CDC Says $48 Million Hit With Food-Bourne Illness Per Year

Food-borne illnesses can affect the stomach (gastritis) causing nausea and vomiting; or, affect the stomach and the intestines (gastroenteritis) causing nausea, vomiting, and diarrhea. They can be caused by viruses, bacteria, and even amoeba. Food poisoning can occur locally in a small number of people, in institutions (hospitals, child care facilities, cruise ships), or in large, geographical regions (several states) affecting many people. Outbreaks of food poisoning often occur in association with summertime picnics, because egg-containing food (custards and foods containing mayonnaise) have been left without refrigeration for too long. The food spoils when bacteria begin to grow on the food.

Recently, there have been several cases of people being sickened from eating contaminated produce. Large numbers of people were sickened from eating tomatoes, spinach, cucumbers and other vegetables contaminated with bacteria. Illness can also result from improper handling of raw chicken, eggs, and meat products. Hamburger and chicken should be cooked to an internal temperature of 160 to 165 degrees, respectively. One should never eat raw eggs or any product containing raw eggs; both raw eggs and chicken may be contaminated with Salmonella.

Viral diseases can run through large, contained populations such as people in hospitals, day care centers, and nursing homes. Usually this is because of improper sanitation by food handlers (failure to wash their hands after using the bathroom) and contamination of the food they are preparing. Norwalk virus is classically associated with outbreaks of nausea and vomiting in cruise ship populations.

A recent report by the CDC focused on food-borne illnesses associated with restaurants in a 9-state area. They questioned several hundred restaurant workers about practices for handling raw meats and fresh greens, minimal safe cooking temperatures for beef and chicken, and worker attendance when ill. In brief, this is what they found:

1. Approximately 48 million Americans become ill each year from restaurant-associated food-borne illnesses; this amounts to 1 out of every 6 people in the United States

2. 62% of restaurant workers did not wash their hands after handling raw hamburger bare-handed, increasing the chance of cross contamination of other foods.

3. Over half of the chefs did not use a meat thermometer to measure the
internal cooking temperature of chicken and beef.

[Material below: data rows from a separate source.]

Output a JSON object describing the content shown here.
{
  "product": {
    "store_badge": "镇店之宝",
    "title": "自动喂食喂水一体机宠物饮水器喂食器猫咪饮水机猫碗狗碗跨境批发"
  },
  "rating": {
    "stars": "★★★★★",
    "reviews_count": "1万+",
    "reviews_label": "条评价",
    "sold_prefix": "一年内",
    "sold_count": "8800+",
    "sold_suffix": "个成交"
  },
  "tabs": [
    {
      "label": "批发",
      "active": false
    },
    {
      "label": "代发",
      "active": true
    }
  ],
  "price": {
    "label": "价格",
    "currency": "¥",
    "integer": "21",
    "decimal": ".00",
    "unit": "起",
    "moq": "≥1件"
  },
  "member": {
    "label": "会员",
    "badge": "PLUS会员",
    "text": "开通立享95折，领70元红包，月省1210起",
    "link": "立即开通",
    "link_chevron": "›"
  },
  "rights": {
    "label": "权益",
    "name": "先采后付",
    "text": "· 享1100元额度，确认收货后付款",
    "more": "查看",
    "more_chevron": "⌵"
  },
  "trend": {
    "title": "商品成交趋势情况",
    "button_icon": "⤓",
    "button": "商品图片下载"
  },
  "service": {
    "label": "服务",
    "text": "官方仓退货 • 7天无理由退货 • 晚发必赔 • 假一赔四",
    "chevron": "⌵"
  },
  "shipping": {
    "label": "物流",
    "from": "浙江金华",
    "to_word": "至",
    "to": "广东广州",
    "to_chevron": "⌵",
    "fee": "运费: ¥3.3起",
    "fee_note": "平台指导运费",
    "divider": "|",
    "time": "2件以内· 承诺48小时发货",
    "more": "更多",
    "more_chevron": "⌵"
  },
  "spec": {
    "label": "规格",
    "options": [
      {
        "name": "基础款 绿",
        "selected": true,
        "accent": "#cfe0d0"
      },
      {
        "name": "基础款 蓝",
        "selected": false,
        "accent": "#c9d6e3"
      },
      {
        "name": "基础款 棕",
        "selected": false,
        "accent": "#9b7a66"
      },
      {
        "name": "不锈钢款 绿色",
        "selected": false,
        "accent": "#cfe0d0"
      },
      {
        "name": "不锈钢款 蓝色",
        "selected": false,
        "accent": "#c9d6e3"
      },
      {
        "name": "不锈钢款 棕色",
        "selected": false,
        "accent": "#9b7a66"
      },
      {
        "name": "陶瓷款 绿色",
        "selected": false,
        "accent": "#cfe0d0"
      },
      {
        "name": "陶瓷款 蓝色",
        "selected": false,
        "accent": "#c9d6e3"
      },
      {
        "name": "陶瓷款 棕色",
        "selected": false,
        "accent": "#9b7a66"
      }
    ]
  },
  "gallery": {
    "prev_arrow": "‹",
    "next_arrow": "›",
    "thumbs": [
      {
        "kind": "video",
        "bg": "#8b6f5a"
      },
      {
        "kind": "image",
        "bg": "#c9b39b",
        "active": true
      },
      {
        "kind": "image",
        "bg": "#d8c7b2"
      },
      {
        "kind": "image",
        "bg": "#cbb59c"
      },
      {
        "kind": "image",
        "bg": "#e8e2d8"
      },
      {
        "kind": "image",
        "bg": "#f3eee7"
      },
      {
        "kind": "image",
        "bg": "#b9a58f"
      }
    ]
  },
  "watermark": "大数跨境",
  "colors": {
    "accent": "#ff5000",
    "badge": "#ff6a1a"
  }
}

4. Twenty percent of restaurant workers said they had come to work ill with stomach
or gastrointestinal symptoms because they didn’t want to lose their jobs or leave
the restaurant short staffed.